In the last two years, a sudden, massive shift occurred as energy prices skyrocketed and awareness of global warming as a reality increased. Companies who previously were about as green as exhaust from a tailpipe became advocates for adopting environmentally responsible policies. And, less cynically, other companies were created or quickly adapted to the green movement and now provide products and services that either increase the supply of alternative energies or reduce the demand for them.
When doing the right thing is also a way to gain competitive advantage in a rapidly shifting marketplace, than you've got a formula for a wholesale change in thinking overnight. This means that same people who scoffed at even saying the term "green" in 2005 are paying millions of dollars to justify how green equals greenbacks today.
I think we're at the precipice of thinking about data privacy in a similar way. It may not be as dramatic as the green movement, and, unfortunately, it may require an inevitable huge data breach to propel the shift, but it will come, nonetheless. Put simply, this means that the companies that collect and control the vast amount of personal information on networks will begin to view their privacy policies as an offensive strategy rather than merely a defensive one.

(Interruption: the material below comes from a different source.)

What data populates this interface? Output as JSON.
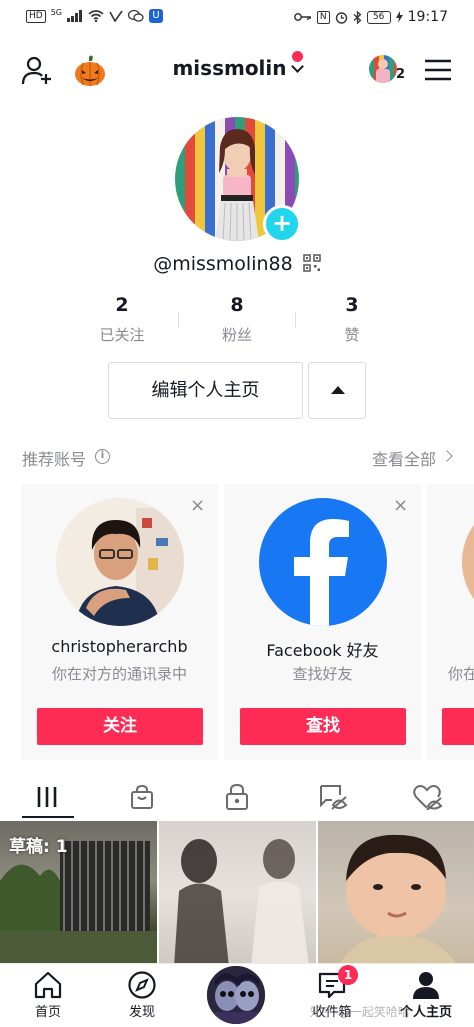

Evidence of this came last week when Microsoft and Ask played the privacy card to knock Google and Yahoo...